Dean’s View: Wisconsin Idea

Dean Raymond

Dear friends,

Our academic year is well underway. This is a big year for us: we had a great visit with Supreme Court Justice Elena Kagan (more on that in our next issue); the faculty appointments committee is busily working to bring in new faculty colleagues; and we continue to work toward the goal for our comprehensive fundraising campaign.

Most important, though: this is our 149th year of operation, and we are planning for the Law School’s sesquicentennial celebration in 2018. I want to share two exciting developments about our anniversary with you. The first is that in preparing for the sesquicentennial, we invite you not just to enjoy the historical content we generate, but to be part of creating it. As we compile and share the rich history of the Law School and our graduates, we know there are stories that only you can tell us. You, as graduates of the Law School, have experiences and recollections that are part of the fabric of this place, and we invite you to share those stories with us as we plan to honor and celebrate our 150 years of educating our students for the practice of law. If you have a recollection of the Law School and your experience here, a proud life achievement to share, or a story about a graduate or colleague that you want others to know about, please send an email to Help us broaden our understanding of our Law School’s impact by telling us your story.

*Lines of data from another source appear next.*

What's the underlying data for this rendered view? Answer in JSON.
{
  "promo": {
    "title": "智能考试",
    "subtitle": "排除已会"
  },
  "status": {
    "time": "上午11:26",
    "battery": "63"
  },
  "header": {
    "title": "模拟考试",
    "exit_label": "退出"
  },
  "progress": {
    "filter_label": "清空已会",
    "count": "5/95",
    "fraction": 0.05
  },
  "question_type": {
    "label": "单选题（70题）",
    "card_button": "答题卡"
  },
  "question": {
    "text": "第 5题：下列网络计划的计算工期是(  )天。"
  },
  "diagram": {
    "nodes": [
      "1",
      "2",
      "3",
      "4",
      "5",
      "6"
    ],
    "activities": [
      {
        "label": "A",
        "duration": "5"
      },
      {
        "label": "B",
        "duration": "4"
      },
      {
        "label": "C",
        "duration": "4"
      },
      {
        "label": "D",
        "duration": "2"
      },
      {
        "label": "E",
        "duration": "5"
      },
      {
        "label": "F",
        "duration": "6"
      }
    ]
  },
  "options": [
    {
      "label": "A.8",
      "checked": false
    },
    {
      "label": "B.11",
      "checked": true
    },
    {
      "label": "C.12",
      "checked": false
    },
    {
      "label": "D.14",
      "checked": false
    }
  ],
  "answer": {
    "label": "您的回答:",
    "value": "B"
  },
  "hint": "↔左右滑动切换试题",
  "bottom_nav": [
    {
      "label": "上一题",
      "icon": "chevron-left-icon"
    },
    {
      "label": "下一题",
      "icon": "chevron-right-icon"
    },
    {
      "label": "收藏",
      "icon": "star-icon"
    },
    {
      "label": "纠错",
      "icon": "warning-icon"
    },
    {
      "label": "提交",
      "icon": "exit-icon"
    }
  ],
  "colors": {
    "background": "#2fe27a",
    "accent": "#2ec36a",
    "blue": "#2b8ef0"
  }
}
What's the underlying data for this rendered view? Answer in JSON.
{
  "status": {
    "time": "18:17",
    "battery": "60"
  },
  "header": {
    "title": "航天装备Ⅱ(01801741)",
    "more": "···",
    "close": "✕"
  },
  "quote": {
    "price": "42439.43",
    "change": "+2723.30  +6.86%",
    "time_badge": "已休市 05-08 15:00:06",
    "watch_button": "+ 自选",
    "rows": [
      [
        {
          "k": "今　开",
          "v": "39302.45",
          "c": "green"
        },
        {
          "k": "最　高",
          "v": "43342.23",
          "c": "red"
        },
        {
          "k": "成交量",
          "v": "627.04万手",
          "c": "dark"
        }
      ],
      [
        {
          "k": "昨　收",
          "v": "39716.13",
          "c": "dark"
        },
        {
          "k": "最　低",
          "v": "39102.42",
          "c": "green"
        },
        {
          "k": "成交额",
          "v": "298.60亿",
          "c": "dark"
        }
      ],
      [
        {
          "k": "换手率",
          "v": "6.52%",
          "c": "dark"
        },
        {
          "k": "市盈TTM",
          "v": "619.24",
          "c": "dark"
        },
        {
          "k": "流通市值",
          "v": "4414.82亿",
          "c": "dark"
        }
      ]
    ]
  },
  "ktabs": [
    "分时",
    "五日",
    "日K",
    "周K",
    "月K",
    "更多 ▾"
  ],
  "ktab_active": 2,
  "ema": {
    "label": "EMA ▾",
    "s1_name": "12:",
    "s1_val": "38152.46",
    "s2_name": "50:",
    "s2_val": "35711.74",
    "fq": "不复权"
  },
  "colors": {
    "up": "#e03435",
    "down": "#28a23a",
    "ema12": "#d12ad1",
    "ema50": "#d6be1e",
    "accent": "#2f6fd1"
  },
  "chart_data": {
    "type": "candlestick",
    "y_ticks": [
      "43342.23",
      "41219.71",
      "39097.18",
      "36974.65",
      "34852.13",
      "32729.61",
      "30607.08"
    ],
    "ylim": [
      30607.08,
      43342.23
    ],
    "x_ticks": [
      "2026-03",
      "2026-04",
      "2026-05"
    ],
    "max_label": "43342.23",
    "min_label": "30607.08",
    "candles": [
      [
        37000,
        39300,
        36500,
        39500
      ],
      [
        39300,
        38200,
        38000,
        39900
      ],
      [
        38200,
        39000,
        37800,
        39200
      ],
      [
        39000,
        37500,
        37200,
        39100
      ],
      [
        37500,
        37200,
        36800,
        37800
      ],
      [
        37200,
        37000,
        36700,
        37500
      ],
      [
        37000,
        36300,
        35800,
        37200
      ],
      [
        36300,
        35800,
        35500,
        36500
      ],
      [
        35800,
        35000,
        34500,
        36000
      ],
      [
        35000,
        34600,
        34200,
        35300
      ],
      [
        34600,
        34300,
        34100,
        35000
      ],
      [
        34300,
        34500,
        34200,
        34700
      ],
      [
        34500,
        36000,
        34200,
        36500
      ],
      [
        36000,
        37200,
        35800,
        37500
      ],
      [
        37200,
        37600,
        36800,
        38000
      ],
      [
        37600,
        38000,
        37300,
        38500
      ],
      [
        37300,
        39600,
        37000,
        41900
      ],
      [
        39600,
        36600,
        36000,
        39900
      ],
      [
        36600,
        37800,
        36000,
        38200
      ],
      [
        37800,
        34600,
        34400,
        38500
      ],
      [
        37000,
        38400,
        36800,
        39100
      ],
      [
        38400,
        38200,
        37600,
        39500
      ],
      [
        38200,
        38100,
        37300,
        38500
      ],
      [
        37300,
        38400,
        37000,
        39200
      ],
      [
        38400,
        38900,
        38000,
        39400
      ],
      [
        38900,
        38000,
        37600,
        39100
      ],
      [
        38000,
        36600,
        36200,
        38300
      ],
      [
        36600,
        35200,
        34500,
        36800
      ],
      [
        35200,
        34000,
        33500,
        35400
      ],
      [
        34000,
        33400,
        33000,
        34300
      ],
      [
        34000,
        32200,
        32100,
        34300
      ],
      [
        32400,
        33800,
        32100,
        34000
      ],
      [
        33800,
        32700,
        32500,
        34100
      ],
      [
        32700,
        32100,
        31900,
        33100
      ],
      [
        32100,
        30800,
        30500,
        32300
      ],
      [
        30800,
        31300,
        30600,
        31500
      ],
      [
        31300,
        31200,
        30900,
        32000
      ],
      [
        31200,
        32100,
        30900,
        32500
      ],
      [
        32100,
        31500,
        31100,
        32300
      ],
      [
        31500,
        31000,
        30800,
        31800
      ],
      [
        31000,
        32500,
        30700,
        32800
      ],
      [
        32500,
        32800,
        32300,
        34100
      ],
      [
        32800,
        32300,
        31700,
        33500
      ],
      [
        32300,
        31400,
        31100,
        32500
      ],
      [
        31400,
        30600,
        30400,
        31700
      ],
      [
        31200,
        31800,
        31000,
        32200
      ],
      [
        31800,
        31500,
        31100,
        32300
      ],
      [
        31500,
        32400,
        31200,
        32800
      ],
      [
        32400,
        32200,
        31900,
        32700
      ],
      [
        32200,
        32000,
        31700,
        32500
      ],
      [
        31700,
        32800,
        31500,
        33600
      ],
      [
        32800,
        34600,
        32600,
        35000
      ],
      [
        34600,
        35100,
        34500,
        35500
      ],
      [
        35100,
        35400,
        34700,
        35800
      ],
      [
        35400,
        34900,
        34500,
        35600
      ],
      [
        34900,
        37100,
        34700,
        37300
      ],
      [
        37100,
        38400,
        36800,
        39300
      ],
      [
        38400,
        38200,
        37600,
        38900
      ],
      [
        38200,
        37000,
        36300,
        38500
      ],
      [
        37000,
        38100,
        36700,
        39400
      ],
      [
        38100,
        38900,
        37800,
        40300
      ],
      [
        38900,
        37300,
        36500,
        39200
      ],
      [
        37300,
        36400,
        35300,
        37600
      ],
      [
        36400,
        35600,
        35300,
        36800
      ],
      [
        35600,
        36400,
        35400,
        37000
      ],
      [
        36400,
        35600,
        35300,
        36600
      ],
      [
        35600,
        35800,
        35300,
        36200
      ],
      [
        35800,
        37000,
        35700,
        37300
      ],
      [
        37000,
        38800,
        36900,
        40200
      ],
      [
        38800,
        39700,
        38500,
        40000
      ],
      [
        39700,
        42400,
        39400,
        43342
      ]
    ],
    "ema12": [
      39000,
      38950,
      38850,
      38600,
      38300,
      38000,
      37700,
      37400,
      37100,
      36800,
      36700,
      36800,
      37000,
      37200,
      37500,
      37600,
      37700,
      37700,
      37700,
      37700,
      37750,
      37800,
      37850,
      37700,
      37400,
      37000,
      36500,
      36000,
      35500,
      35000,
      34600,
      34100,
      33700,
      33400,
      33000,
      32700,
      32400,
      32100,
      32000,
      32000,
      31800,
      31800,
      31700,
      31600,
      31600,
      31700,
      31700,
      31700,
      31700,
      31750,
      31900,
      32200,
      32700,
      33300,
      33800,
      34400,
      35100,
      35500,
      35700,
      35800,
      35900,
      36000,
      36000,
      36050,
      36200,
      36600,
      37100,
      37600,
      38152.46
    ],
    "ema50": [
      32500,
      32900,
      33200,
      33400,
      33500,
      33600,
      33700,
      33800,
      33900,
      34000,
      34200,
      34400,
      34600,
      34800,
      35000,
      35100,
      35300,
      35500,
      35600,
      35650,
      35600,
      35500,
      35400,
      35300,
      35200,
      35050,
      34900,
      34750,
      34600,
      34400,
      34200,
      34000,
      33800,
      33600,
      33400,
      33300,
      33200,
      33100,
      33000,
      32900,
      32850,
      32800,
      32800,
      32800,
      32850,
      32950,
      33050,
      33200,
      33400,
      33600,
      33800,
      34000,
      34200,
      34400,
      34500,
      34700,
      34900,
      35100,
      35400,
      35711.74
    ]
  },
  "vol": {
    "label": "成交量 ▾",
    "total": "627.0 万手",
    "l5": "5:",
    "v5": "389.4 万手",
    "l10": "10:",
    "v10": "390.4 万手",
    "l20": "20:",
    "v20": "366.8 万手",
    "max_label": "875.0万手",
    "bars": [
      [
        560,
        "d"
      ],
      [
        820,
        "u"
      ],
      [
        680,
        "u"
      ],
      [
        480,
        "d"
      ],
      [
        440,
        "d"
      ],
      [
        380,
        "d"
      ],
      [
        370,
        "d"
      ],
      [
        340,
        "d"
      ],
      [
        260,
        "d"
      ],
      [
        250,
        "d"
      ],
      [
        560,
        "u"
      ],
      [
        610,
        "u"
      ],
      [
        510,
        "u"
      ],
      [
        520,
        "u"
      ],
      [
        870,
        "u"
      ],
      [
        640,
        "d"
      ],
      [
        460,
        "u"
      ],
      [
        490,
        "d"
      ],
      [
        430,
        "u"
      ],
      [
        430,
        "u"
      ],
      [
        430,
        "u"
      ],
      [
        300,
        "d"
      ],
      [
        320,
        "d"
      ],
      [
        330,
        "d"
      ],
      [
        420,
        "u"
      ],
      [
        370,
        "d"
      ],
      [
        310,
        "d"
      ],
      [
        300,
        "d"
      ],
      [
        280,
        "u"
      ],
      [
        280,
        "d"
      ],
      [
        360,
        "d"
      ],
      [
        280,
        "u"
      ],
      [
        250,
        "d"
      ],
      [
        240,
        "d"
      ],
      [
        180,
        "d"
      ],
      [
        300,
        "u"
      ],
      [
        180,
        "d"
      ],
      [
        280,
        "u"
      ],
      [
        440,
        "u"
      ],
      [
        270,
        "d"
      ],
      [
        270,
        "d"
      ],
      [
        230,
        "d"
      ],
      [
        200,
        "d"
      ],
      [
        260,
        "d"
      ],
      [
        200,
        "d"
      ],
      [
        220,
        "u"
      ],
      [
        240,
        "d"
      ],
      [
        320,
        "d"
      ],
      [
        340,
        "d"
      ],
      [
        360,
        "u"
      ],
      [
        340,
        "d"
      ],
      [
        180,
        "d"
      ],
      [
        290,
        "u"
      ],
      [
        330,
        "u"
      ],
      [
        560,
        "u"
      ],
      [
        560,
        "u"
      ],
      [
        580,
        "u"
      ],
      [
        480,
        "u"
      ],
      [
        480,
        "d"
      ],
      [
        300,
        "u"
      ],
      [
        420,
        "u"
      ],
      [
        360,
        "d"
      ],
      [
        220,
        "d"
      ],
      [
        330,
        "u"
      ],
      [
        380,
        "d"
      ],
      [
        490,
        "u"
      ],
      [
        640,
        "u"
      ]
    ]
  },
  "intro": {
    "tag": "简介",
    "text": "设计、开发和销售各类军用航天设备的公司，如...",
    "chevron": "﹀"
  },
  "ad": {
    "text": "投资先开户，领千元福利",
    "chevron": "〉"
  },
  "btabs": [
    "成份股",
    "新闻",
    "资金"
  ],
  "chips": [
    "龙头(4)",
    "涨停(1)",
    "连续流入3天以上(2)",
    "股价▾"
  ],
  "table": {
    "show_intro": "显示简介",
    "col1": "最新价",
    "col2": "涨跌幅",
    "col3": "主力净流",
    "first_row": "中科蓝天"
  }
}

We look forward to sharing these rich recollections of our history as part of our celebration.

The second is that we plan to use the upcoming issues of the Gargoyle to feature both our Law School’s history, and some of the contemporary activities that reflect our continued commitment to the Law School and the University of Wisconsin’s shared values.

This issue focuses on the Wisconsin Idea. That “idea” is that the university should bring its knowledge and expertise to improve life for the people of the state, the nation, and the world. Our Law School has always embraced the Wisconsin Idea, and continues to do so today. Today’s issue provides some contemporary examples. From Professor Bill Whitford, who as the named plaintiff in Gill v. Whitford s asking the US Supreme Court to reshape the law of gerrymandering, to the collaboration of the Great Lakes Indigenous Law Center and the Law and Entrepreneurship Clinic to support tribal entrepreneurship, to the grant-funded work of the Wisconsin Innocence Project bringing the possibility of exoneration to Spanish-speaking clients, the work of our Law School continues to have a profound and lasting impact on the world around it.

Two other anniversaries are recognized in this issue: the 75th anniversary of the Curry Mural in the Law Library, and the 50th anniversary of the LEO program. The Law School’s commitment to law, justice, and equal opportunity has a rich history of its own, one we are proud to honor and share.

I reflect on the upcoming sesquicentennial with pride, excitement, and profound
respect for what this Law School has meant to all of you, and to the clients and communities you serve. I can’t wait to learn more about you.

With warm regards,

Dean Margaret Raymond